## Task to carry out:
Scan the listing beneath this sentence. Report each line with the word "return".

## Recorded information:
+++++

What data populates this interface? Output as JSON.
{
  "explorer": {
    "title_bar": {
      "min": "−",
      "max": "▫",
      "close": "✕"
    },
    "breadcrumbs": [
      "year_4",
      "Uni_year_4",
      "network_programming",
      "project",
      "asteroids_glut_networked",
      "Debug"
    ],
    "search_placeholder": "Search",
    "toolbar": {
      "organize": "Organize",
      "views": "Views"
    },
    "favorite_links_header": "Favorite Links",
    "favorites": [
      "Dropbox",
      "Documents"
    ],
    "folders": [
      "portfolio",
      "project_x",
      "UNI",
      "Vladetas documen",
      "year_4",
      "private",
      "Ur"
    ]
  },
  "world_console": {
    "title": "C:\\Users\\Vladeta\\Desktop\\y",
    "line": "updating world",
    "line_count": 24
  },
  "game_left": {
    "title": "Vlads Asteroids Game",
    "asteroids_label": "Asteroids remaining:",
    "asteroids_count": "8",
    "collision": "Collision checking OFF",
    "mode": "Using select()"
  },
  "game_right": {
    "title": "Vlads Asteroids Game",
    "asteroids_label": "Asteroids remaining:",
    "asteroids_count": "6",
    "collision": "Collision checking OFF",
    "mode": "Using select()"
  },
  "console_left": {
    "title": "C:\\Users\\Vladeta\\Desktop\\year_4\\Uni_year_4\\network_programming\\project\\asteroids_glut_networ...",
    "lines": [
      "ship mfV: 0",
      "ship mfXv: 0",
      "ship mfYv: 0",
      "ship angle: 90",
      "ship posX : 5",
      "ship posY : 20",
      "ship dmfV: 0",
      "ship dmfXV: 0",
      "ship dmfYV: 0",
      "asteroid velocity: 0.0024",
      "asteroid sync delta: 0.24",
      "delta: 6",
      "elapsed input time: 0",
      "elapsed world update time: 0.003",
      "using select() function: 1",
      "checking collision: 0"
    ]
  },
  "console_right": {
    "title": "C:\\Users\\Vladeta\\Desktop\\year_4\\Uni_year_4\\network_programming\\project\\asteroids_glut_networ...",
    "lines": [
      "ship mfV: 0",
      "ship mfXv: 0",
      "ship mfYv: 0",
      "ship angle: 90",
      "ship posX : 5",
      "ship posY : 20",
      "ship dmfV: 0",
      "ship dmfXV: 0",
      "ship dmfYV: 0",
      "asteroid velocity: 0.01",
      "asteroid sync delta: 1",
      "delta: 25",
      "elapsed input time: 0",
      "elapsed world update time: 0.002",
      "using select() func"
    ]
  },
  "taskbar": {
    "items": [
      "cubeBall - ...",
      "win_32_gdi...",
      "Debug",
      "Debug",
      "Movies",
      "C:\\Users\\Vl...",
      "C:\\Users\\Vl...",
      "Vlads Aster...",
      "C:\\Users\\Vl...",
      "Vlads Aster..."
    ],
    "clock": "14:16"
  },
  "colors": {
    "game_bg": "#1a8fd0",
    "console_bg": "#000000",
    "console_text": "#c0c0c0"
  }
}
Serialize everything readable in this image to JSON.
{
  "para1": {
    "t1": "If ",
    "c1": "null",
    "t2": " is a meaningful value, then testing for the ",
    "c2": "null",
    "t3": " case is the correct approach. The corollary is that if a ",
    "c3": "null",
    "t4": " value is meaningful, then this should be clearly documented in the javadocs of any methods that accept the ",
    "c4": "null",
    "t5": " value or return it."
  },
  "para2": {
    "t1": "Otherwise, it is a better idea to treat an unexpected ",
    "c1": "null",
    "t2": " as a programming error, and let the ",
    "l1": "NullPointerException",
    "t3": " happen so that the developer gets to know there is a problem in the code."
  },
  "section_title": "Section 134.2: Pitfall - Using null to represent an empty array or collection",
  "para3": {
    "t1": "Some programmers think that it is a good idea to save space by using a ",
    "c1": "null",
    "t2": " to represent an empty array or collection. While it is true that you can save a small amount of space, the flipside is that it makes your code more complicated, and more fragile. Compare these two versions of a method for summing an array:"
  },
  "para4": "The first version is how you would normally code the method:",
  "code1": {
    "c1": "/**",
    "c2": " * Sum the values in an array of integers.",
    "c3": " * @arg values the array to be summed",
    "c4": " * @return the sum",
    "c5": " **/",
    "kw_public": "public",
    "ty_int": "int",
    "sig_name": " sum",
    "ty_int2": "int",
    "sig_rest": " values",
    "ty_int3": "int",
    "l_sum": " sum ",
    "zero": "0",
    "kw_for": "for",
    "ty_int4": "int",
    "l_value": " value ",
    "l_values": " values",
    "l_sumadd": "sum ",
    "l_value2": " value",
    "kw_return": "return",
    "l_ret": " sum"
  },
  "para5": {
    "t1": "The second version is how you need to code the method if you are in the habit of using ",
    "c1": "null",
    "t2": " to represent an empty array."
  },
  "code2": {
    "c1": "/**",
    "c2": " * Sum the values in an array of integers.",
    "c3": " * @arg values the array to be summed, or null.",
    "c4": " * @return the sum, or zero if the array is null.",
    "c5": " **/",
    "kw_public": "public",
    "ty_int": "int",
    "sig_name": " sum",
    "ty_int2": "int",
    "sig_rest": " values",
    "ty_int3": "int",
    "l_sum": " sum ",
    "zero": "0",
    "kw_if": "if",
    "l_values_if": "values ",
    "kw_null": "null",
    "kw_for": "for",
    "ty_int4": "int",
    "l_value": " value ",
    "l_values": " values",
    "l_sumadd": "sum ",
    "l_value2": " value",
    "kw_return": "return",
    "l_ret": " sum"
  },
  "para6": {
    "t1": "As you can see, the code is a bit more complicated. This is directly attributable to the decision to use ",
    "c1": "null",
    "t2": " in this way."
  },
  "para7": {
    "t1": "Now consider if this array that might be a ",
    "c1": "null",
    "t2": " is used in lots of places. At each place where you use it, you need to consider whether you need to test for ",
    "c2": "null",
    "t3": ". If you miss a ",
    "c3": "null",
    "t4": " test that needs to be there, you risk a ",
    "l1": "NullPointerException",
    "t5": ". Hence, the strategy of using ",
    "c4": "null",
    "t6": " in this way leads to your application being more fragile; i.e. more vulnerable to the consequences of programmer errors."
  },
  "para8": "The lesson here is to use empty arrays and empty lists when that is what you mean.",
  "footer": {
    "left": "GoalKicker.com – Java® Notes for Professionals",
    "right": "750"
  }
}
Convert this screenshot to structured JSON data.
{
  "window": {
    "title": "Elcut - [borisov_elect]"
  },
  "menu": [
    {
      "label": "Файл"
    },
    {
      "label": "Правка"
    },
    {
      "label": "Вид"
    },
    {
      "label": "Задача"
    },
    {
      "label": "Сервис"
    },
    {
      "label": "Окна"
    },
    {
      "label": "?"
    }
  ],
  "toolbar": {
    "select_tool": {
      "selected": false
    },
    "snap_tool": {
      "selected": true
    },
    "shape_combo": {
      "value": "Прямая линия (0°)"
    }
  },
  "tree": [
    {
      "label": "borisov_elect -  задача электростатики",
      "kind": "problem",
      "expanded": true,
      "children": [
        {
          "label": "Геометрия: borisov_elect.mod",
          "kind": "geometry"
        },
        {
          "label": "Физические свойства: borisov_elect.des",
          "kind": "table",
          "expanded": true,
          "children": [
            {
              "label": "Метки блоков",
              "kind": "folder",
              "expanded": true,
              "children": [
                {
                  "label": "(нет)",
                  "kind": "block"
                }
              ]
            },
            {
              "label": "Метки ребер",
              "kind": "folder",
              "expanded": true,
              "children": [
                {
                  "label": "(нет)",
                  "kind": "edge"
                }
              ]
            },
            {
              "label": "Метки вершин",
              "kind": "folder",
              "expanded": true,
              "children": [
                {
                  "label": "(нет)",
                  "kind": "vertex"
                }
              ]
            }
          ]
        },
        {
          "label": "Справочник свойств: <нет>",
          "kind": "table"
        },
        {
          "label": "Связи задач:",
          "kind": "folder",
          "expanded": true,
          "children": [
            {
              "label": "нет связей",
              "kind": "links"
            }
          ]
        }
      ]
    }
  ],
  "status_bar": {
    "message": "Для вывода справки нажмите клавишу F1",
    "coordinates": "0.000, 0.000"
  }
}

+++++

## Completed exercise:
    "t5": " value or return it."
    "c4": " * @return the sum",
    "kw_return": "return",
    "c4": " * @return the sum, or zero if the array is null.",
    "kw_return": "return",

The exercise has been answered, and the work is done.